Is there a modern band more synonymous with the state of California than the Red Hot Chili Peppers?
Now a few months into their massive Unlimited Love stadium tour of Europe and North America, the funk rock legends pulled into Toronto’s iconic Rogers Centre (ie. SkyDome) with a stacked lineup.
Openers The Strokes, veterans of the aughts indie-rock explosion, stuffed and hedged their set with classics, simultaneously boasting a more-than-sizeable legion of fans themselves. Tossing up signature tunes such as ‘Last Nite, ‘Reptilia and ‘Under Control, lead singer Julian Casablancas caroused with mic in hand while fellow bandmates plowed through the night’s 12-song set list with workmanlike precision.
From that moment on, the crowd never sat back down. There was no reason to. Galvanized by the return of guitarist (and creative force) John Frusciante, the Red Hot Chili Peppers sounded relaxed and polished given their 40-year history.
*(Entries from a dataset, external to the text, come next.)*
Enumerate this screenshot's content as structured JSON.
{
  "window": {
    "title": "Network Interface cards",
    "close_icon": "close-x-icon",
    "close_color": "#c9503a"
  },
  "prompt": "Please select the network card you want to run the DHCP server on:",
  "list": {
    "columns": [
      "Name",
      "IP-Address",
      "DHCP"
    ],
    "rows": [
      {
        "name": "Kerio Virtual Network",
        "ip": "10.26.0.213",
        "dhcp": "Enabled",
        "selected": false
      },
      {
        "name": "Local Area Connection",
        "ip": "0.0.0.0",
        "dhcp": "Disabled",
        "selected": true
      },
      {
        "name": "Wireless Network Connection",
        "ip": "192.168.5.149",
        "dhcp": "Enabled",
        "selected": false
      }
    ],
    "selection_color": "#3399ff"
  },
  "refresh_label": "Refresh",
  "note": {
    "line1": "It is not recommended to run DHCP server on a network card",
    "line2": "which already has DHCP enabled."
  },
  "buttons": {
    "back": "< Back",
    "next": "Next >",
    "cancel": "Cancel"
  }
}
Perpetually shirtless (or just nearly), lead singer Anthony Kiedis, alongside bassist, wild man and childhood friend, Flea, churned out some of their most recognizable hits and choice album tracks.
Naturally, ‘Otherside, Give It Away, Can’t Stop, Californication, and Dani California were all given their due – anthemic in their renditions, propelled by dutiful drummer (and Will Ferrell doppelgänger) Chad Smith.
Still, as mature as they seemed, the Los Angeles foursome still swivelled, shredded and shocked amid a swirling psychedelic backdrop as if they weren’t all approaching 60 years of age.
Incredibly after all this time, selling millions of albums while overcoming addictions and the deaths of past members, the Red Hot Chili Peppers are still a band of the people.
Given the booming voices at the Rogers Centre who sang along to Under The Bridge during the encore, 40,000 fans can’t be wrong.